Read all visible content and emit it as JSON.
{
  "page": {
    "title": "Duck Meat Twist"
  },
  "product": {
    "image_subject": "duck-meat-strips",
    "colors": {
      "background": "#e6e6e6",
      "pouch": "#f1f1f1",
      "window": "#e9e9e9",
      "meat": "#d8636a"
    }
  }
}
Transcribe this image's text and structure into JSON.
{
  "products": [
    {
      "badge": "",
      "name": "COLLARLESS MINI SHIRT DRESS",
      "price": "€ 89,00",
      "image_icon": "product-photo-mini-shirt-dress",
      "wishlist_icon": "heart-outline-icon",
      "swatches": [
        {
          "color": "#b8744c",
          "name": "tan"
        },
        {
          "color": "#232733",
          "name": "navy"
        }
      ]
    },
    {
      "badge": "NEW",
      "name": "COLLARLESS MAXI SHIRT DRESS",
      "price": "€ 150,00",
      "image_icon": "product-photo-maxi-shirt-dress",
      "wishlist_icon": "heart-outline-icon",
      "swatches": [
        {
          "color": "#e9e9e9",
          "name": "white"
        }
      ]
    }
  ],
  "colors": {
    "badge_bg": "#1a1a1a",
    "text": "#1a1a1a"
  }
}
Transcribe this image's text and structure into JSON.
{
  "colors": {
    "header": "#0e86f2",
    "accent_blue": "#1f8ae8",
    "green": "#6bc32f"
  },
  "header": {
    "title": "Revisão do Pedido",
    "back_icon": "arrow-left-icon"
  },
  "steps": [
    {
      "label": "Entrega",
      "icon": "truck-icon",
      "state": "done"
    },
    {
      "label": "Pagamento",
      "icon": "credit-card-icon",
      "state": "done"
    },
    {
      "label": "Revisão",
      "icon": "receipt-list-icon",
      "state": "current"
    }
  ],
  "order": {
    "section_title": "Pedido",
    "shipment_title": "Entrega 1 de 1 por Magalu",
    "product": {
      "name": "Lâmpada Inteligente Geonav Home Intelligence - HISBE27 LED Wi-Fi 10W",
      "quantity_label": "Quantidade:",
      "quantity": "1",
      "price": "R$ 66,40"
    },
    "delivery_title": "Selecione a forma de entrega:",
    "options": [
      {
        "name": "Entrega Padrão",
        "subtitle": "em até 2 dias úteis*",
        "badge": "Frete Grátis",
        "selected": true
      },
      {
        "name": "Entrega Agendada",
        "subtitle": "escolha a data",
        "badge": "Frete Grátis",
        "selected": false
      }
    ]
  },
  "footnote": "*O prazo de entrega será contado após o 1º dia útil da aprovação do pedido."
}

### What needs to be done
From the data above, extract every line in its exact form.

### Answer space
Read all visible content and emit it as JSON.
{
  "page": {
    "title": "Duck Meat Twist"
  },
  "product": {
    "image_subject": "duck-meat-strips",
    "colors": {
      "background": "#e6e6e6",
      "pouch": "#f1f1f1",
      "window": "#e9e9e9",
      "meat": "#d8636a"
    }
  }
}
Transcribe this image's text and structure into JSON.
{
  "products": [
    {
      "badge": "",
      "name": "COLLARLESS MINI SHIRT DRESS",
      "price": "€ 89,00",
      "image_icon": "product-photo-mini-shirt-dress",
      "wishlist_icon": "heart-outline-icon",
      "swatches": [
        {
          "color": "#b8744c",
          "name": "tan"
        },
        {
          "color": "#232733",
          "name": "navy"
        }
      ]
    },
    {
      "badge": "NEW",
      "name": "COLLARLESS MAXI SHIRT DRESS",
      "price": "€ 150,00",
      "image_icon": "product-photo-maxi-shirt-dress",
      "wishlist_icon": "heart-outline-icon",
      "swatches": [
        {
          "color": "#e9e9e9",
          "name": "white"
        }
      ]
    }
  ],
  "colors": {
    "badge_bg": "#1a1a1a",
    "text": "#1a1a1a"
  }
}
Transcribe this image's text and structure into JSON.
{
  "colors": {
    "header": "#0e86f2",
    "accent_blue": "#1f8ae8",
    "green": "#6bc32f"
  },
  "header": {
    "title": "Revisão do Pedido",
    "back_icon": "arrow-left-icon"
  },
  "steps": [
    {
      "label": "Entrega",
      "icon": "truck-icon",
      "state": "done"
    },
    {
      "label": "Pagamento",
      "icon": "credit-card-icon",
      "state": "done"
    },
    {
      "label": "Revisão",
      "icon": "receipt-list-icon",
      "state": "current"
    }
  ],
  "order": {
    "section_title": "Pedido",
    "shipment_title": "Entrega 1 de 1 por Magalu",
    "product": {
      "name": "Lâmpada Inteligente Geonav Home Intelligence - HISBE27 LED Wi-Fi 10W",
      "quantity_label": "Quantidade:",
      "quantity": "1",
      "price": "R$ 66,40"
    },
    "delivery_title": "Selecione a forma de entrega:",
    "options": [
      {
        "name": "Entrega Padrão",
        "subtitle": "em até 2 dias úteis*",
        "badge": "Frete Grátis",
        "selected": true
      },
      {
        "name": "Entrega Agendada",
        "subtitle": "escolha a data",
        "badge": "Frete Grátis",
        "selected": false
      }
    ]
  },
  "footnote": "*O prazo de entrega será contado após o 1º dia útil da aprovação do pedido."
}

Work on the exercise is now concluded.